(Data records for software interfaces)

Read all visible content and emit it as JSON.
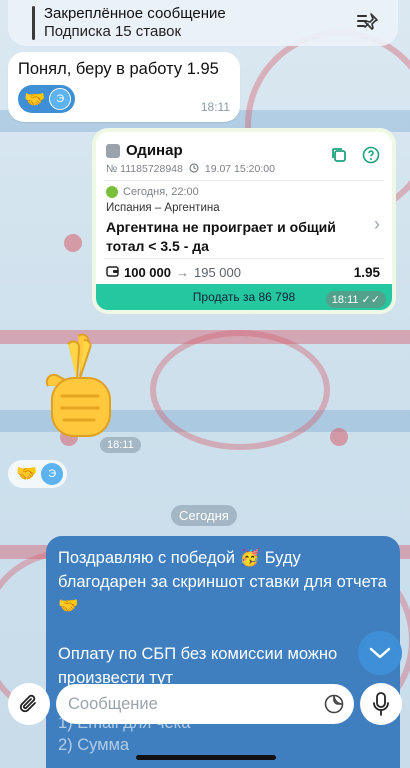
{
  "pinned": {
    "title": "Закреплённое сообщение",
    "subtitle": "Подписка 15 ставок"
  },
  "msg1": {
    "text": "Понял, беру в работу 1.95",
    "reaction_emoji": "🤝",
    "reaction_avatar": "Э",
    "time": "18:11"
  },
  "bet": {
    "type": "Одинар",
    "number": "№ 11185728948",
    "date": "19.07 15:20:00",
    "event_date": "Сегодня, 22:00",
    "match": "Испания – Аргентина",
    "outcome": "Аргентина не проиграет и общий тотал < 3.5 - да",
    "stake": "100 000",
    "arrow": "→",
    "win": "195 000",
    "odds": "1.95",
    "sell_label": "Продать за 86 798",
    "time": "18:11"
  },
  "sticker": {
    "emoji": "🤞",
    "time": "18:11"
  },
  "reaction2": {
    "emoji": "🤝",
    "avatar": "Э"
  },
  "date_divider": "Сегодня",
  "msg_blue": {
    "line1": "Поздравляю с победой 🥳 Буду благодарен за скриншот ставки для отчета 🤝",
    "line2": "Оплату по СБП без комиссии можно произвести тут",
    "line3": "1) Email для чека",
    "line4": "2) Сумма"
  },
  "input": {
    "placeholder": "Сообщение"
  },
  "icons": {
    "pin": "pin-list-icon",
    "copy": "copy-icon",
    "help": "help-icon",
    "scroll": "chevron-down-icon",
    "attach": "paperclip-icon",
    "sticker": "sticker-icon",
    "mic": "microphone-icon"
  },
  "colors": {
    "accent": "#3f8fd6",
    "sell": "#24c7a0",
    "bubble_blue": "#3f7fc0"
  }
}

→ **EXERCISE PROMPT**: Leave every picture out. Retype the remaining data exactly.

→ **PROBLEM SOLUTION**:
Read all visible content and emit it as JSON.
{
  "pinned": {
    "title": "Закреплённое сообщение",
    "subtitle": "Подписка 15 ставок"
  },
  "msg1": {
    "text": "Понял, беру в работу 1.95",
    "reaction_emoji": "🤝",
    "reaction_avatar": "Э",
    "time": "18:11"
  },
  "bet": {
    "type": "Одинар",
    "number": "№ 11185728948",
    "date": "19.07 15:20:00",
    "event_date": "Сегодня, 22:00",
    "match": "Испания – Аргентина",
    "outcome": "Аргентина не проиграет и общий тотал < 3.5 - да",
    "stake": "100 000",
    "arrow": "→",
    "win": "195 000",
    "odds": "1.95",
    "sell_label": "Продать за 86 798",
    "time": "18:11"
  },
  "sticker": {
    "emoji": "🤞",
    "time": "18:11"
  },
  "reaction2": {
    "emoji": "🤝",
    "avatar": "Э"
  },
  "date_divider": "Сегодня",
  "msg_blue": {
    "line1": "Поздравляю с победой 🥳 Буду благодарен за скриншот ставки для отчета 🤝",
    "line2": "Оплату по СБП без комиссии можно произвести тут",
    "line3": "1) Email для чека",
    "line4": "2) Сумма"
  },
  "input": {
    "placeholder": "Сообщение"
  },
  "icons": {
    "pin": "pin-list-icon",
    "copy": "copy-icon",
    "help": "help-icon",
    "scroll": "chevron-down-icon",
    "attach": "paperclip-icon",
    "sticker": "sticker-icon",
    "mic": "microphone-icon"
  },
  "colors": {
    "accent": "#3f8fd6",
    "sell": "#24c7a0",
    "bubble_blue": "#3f7fc0"
  }
}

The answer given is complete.